Curator Melissa Wolfe talks about the inspiration we can all take away from the Columbus Museum of Arts newest exhibition showcasing the work of home town hero George Bellows. George Bellows and the American Experience through January 4, 2014. This exhibition follows on the heels of a major retrospective of the artist organized by the [...]
Monumental Music for President’s Day on Symphony @ 7
This evening on Symphony @ 7 for President’s Day, we have a work inspired by the monumental sculpture of four American presidents carved into the Black Hills of South Dakota.Â Mount Rushmore by Michael Daugherty is a dramatic oratorio from 2010 for chorus and orchestra, and we’ll have a recent recording with theÂ Pacific Symphony and Pacific Chorale led by Carl St. Clair.
The sculpting of the monument itself was accomplished between 1927 and 1941.Â The Mount Rushmore National Memorial has become a national icon with it’s four presidents, George Washington, Thomas Jefferson, Teddy Roosevelt and Abraham Lincoln stoically and majestically peering down at the nearly three million visitors who make the trip to the site annually.
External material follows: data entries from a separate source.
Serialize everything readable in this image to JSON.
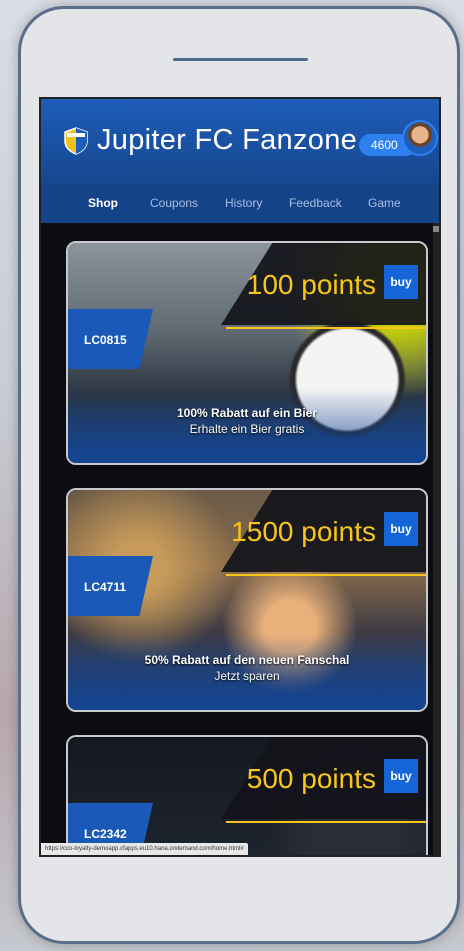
{
  "app": {
    "title": "Jupiter FC Fanzone",
    "points_balance": "4600"
  },
  "tabs": [
    {
      "label": "Shop",
      "active": true
    },
    {
      "label": "Coupons",
      "active": false
    },
    {
      "label": "History",
      "active": false
    },
    {
      "label": "Feedback",
      "active": false
    },
    {
      "label": "Game",
      "active": false
    }
  ],
  "offers": [
    {
      "price": "100 points",
      "buy_label": "buy",
      "code": "LC0815",
      "line1": "100% Rabatt auf ein Bier",
      "line2": "Erhalte ein Bier gratis"
    },
    {
      "price": "1500 points",
      "buy_label": "buy",
      "code": "LC4711",
      "line1": "50% Rabatt auf den neuen Fanschal",
      "line2": "Jetzt sparen"
    },
    {
      "price": "500 points",
      "buy_label": "buy",
      "code": "LC2342",
      "line1": "",
      "line2": ""
    }
  ],
  "status_bar": {
    "url": "https://cco-loyalty-demoapp.cfapps.eu10.hana.ondemand.com/home.html#"
  },
  "colors": {
    "appbar_blue": "#1e5dba",
    "accent_yellow": "#f7c51c",
    "buy_blue": "#1565d8"
  }
}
The four sections of the oratorio are appropriately titled for the presidents as they appear from left to right when viewing the monument.Â The music expresses various aspects of the presidents’Â character and lives, and the texts sung by the choir are from writings of the period and the subjects themselves.
“George Washington” includes a verse from Chester, Revolutionary War Anthem by William Billings, and a quote from a letter Washington wrote to the Marquis de Lafayette in 1784.Â “Thomas Jefferson” has a quote from a song composed for him by Maria Cosway (believed to be a romantic interest) while Jefferson was the minister to France in 1786.Â And there’s a short quote from Jefferson himself.
“Teddy Roosevelt” gets part of a speech he made at the Grand Canyon in 1903 (having a great interest in conservation) and a bit of Rock of Ages, a hymn by Augustus Montague Toplady.Â For “Abraham Lincoln,” what could be more appropriate than the Gettysburg Address to conclude the work?
We’ll begin the hour with Beethoven’s Symphony No. 1, but the real musical treat for this evening is this “monumental” music from Micheal Daugherty on President’s Day on Classical 101.